Musical Chairs

What with Nova Roma being the new seat of the Empire old Rome was suddenly not the place to be on Friday nights. So the bishops of Nova Roma thought that they should be the primary Church in the land, but so did Rome since they held the seat of the Empire first and for far longer and sure they were ‘old’ but that doesn’t mean they still couldn’t be a useful participant in society and shouldn’t be ignored just because they are kind of forgetful and leave the lights on from time to time…. For the sake of convenience the Empire was divided in twain and a short while later a bunch of Germans decided to move in to the Western half. You’d imagine all the new barbarian kingdoms would bow to Rome and the East would follow Constantinople, but they were barbarians and didn’t know that’s how things worked and so made a mess of the very neat and unbendy empire. The men who would be Pope had to contend with the very independent Visigoths, Franks and Germans who generally didn’t like being to what to do at the best of times. The best example of that is of course when a Roman guard said ‘No, you can’t come in, sure aren’t ye fine where ye are?’ The Churches of North Africa and Spain considered Rome to be an intellectual backwater and so largely ignored it for a long time but then the Umayyad came to show them how wrong they were. On their way to Spain they also cut off Antioch, Alexandria and Jerusalem from the rest of Christendom until some men encased in steel decided they wanted it back. This left Constantinople and Rome as top dogs of the Christian world, or so they liked to believe at an any rate. Rome made a concentrated effort to become dominant in the West, often in collusion with powerful kings, like Charlemagne. Conveniently named people like Gregory the Great instilled strange notions like morality on the clergy at large because the reality was in the Middle Ages that a substantial amount of clerical appointments were due to politics and money and who you knew rather than how pious you were. Monks, abbots and bishops were often expected to not only pray for but fight in the king’s army, which one would imagine ran contrary to the whole Christian experiment. For a time the Popes lived in France under the control of the king, but eventually they moved back to Rome, because let’s face it Rome is a wicked cool city, where they ruled the Papal States as a secular prince, expanding their domains through conquest and diplomacy, which might seem strange to modern eyes but was the done thing in those days. There were Popes and Anti-Popes, a special type of Pope made in a particle accelerator at CERN, and splits and schisms and then a man nailed a note to a door which caused more wars. And now the priest faces the congregation and doesn’t speak in Latin anymore, which is useful because neither does anyone else.
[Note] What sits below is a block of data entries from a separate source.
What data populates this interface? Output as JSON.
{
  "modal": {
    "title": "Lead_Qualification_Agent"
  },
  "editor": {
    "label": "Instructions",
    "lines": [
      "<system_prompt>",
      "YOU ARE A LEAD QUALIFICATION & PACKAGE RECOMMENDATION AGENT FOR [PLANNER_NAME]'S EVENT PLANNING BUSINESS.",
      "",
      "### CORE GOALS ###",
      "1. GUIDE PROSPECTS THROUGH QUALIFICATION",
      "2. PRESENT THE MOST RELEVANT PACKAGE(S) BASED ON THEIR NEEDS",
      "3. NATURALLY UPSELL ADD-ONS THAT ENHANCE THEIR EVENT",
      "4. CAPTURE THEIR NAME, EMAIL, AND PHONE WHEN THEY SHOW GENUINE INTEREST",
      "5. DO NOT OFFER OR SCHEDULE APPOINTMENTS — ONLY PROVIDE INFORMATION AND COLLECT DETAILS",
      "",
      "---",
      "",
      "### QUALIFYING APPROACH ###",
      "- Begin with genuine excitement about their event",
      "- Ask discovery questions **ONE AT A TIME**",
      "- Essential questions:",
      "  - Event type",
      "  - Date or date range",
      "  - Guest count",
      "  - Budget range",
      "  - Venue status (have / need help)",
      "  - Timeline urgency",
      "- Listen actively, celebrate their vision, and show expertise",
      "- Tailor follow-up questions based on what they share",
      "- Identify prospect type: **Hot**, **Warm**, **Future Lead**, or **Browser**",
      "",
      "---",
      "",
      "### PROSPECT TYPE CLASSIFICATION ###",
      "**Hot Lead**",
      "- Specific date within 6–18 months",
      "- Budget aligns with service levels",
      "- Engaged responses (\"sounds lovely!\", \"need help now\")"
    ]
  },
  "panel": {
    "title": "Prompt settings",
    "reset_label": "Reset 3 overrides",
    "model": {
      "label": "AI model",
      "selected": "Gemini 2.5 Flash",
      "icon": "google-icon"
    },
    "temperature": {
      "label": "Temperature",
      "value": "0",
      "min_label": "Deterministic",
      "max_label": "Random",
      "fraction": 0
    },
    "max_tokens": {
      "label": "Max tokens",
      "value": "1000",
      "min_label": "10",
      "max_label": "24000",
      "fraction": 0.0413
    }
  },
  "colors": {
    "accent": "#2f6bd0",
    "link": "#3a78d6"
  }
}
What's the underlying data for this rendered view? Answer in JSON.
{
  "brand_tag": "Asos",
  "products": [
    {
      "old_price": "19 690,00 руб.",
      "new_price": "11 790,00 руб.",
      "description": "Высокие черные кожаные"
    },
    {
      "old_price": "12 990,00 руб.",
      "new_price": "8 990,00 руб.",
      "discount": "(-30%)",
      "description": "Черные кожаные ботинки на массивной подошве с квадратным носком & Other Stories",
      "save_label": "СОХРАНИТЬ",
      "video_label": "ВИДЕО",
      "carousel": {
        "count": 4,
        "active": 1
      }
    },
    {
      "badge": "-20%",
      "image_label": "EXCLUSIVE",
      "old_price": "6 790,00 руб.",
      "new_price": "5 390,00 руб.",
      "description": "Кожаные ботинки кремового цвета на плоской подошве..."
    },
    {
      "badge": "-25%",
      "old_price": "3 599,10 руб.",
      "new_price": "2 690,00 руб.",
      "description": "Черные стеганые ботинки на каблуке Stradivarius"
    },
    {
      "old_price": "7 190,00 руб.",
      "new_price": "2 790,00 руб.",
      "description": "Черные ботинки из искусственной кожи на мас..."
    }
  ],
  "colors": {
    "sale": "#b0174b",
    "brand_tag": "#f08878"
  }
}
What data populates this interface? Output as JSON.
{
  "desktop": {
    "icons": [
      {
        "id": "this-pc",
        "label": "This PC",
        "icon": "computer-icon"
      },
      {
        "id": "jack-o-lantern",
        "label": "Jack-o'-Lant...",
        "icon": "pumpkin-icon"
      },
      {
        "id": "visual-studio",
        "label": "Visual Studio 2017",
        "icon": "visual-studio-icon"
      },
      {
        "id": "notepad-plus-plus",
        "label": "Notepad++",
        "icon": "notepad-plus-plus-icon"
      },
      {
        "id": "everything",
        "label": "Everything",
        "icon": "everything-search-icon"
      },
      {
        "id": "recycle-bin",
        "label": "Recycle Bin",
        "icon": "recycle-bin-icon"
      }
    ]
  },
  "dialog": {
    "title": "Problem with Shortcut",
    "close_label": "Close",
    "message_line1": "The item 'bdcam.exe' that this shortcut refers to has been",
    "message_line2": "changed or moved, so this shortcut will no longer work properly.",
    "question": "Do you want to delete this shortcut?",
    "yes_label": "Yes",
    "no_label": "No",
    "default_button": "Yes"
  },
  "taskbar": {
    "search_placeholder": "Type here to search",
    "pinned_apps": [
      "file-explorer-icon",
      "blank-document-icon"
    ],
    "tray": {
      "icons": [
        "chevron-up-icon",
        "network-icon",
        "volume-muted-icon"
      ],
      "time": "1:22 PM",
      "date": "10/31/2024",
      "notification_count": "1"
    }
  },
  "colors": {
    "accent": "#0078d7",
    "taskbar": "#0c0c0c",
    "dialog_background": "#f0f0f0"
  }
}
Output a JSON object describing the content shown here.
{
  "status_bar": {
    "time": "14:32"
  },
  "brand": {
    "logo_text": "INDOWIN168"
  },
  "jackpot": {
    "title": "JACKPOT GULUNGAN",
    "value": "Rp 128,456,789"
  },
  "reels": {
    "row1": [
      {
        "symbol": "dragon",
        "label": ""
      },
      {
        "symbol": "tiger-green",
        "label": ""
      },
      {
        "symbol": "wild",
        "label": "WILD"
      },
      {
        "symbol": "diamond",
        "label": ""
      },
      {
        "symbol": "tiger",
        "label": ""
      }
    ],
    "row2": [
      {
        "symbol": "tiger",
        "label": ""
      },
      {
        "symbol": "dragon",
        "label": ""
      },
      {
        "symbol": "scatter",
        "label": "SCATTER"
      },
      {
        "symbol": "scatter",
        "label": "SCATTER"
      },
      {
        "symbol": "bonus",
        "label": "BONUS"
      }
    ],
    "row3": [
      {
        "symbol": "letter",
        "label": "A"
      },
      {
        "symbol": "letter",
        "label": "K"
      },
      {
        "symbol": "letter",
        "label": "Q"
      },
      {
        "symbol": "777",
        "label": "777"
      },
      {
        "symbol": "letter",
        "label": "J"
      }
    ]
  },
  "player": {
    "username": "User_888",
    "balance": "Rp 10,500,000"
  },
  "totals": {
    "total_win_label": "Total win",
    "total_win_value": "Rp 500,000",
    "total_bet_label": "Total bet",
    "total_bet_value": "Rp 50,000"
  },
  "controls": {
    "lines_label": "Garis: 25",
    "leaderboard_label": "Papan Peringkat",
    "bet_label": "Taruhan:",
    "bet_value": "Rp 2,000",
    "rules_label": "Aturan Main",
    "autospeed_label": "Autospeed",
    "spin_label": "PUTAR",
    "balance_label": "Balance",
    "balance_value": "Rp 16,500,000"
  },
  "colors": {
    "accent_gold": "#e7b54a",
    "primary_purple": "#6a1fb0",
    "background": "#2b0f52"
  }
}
Reality Check:

The evolution of the papacy from being one of the many leaders of Christianity to being the dominant voice in Western Christendom is a long a complex history involving the interplay between religion and politics, personal gain and true piety. This is over one thousand years of history in less than one thousand words so clearly the reality is far more intricate with many nuances.